Read each of the lines below and tally those with "image"; the tally is the whole answer.

Information supplied
..............................
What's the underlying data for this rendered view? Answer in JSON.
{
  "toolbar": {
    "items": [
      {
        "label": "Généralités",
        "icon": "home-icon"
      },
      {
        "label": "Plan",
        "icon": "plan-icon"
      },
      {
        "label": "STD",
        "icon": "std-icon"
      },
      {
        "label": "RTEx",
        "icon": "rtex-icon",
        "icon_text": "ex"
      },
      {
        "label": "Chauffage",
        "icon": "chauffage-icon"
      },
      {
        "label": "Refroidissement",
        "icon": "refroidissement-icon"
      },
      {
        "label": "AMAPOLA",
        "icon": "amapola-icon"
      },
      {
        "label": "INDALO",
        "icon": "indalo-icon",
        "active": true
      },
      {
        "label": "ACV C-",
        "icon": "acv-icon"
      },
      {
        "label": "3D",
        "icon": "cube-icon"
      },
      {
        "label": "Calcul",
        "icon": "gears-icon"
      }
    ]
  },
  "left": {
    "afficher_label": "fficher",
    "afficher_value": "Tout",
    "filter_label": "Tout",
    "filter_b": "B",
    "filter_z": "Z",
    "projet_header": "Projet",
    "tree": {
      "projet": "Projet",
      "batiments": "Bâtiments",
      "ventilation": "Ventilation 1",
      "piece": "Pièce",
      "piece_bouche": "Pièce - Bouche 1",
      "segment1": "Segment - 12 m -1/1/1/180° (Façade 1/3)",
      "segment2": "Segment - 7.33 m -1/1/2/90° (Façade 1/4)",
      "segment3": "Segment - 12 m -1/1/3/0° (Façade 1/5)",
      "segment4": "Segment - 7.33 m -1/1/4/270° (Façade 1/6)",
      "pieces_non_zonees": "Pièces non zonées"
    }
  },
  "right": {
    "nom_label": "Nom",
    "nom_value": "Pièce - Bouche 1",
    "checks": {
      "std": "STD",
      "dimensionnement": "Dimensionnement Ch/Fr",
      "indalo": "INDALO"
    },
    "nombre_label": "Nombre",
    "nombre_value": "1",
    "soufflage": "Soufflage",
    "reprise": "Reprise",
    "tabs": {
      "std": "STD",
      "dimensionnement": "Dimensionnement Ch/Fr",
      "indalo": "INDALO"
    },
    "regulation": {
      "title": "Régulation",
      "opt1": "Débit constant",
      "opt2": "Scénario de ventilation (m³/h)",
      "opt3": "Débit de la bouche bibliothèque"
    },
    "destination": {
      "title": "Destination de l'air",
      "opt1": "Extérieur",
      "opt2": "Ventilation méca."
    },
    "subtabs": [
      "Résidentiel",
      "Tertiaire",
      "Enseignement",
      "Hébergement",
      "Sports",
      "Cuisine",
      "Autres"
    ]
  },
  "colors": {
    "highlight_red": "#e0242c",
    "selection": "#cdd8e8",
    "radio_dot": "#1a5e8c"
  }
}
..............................
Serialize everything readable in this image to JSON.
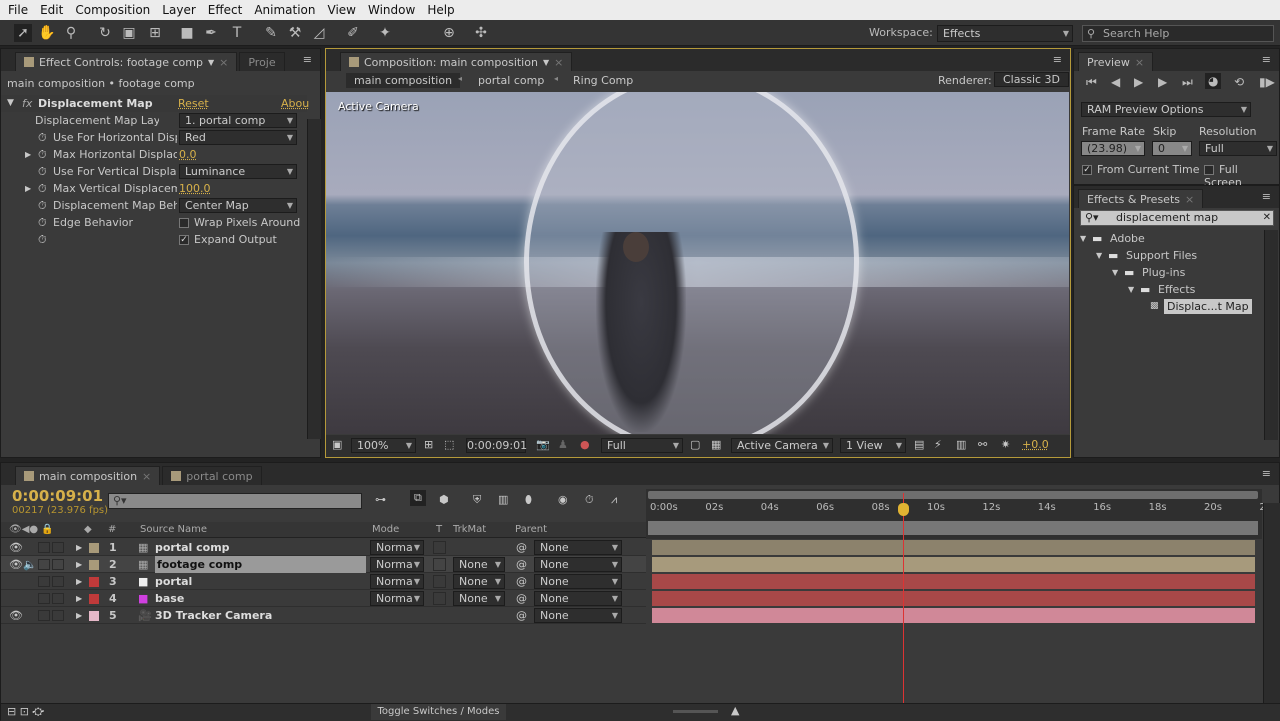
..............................
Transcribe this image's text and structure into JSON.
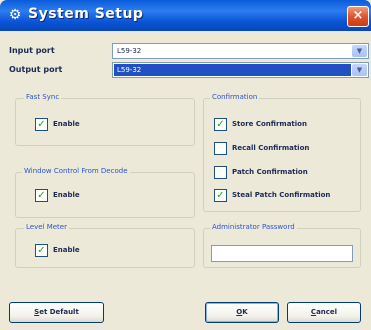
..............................
Solution
2